Thu Mar 15 15:00:00 CDT 2018

Actual Previous Revised
Foreign Demand for Long-Term U.S. Securities $62.1B $27.3B $23.3B

Foreigners were once again major investors in the U.S. stock market during January, helping to drive a large $62.1 billion of net long-term investment inflow in the month. Foreign accounts, almost entirely private ones, invested a net $34.5 billion into equities for what is the fifth straight positive month and one of the largest on record.
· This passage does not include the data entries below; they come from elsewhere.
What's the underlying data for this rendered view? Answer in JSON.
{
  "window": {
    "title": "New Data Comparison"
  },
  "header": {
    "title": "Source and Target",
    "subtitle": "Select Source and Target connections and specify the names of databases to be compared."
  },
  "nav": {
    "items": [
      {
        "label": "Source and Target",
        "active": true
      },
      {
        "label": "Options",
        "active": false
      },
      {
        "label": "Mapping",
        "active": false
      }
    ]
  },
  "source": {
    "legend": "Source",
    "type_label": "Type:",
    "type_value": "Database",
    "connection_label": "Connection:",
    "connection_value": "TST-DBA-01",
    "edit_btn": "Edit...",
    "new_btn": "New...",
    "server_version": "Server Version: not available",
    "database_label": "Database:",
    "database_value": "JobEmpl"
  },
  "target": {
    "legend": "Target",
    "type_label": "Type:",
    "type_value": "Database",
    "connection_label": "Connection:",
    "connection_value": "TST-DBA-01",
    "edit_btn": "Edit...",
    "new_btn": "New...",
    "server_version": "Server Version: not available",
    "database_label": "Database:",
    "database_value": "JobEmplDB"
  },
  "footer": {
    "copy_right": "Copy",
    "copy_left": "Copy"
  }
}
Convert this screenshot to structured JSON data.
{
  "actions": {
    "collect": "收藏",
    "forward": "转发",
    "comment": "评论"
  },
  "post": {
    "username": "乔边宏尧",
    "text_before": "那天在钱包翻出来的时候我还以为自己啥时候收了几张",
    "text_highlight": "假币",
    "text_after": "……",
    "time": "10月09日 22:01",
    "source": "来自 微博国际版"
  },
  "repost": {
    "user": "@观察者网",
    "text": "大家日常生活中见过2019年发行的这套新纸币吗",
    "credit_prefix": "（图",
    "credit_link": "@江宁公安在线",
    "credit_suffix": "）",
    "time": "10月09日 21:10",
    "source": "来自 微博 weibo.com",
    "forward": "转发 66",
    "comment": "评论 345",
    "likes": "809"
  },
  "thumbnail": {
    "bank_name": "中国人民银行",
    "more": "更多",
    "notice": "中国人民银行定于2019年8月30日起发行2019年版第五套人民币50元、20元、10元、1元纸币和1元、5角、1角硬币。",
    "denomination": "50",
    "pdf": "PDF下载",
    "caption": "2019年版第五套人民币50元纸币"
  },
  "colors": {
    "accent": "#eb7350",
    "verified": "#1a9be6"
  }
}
Foreign accounts were, in contrast, small net sellers of corporate bonds but were major buyers of government agency bonds and also Treasury bonds. Country data show a sizable $16.7 billion decline in Chinese holdings of Treasuries, to $1.168 trillion in January, with Japan in second place just more than $100 billion behind with a $4.3 billion rise to $1.066 trillion.

U.S. accounts were small net buyers of foreign securities, at $1.1 billion in the month, which for the report's headline is subtracted from total foreign buying of U.S. securities of $63.2 billion. Large financial inflows help offset the nation's growing trade and government deficits.

These Treasury data track the flows of financial instruments into and out of the United States. Instruments tracked include Treasury securities, agency securities, corporate bonds, and corporate equities.

TIC data have been issued for the past 30 years, but only recently, due to an enormous rise in foreign participation in our markets, have they grabbed the attention of the international financial markets. Although methodologically limited, TIC offers a measure of foreign demand for our debt and assets. Bonds and the dollar are most sensitive to the data, therefore bond and foreign exchange markets are more likely to react to this report than the equity market. Strong inflows (demand for U.S. securities) are needed to keep downward pressure on interest rates. Strong inflows also underpin the value of the dollar since foreigners must purchase dollars in order to buy our securities. A strong dollar helps to maintain stability in all U.S. financial markets. Since foreign ownership of U.S. equities is comparatively small, the equity market is less concerned about this report.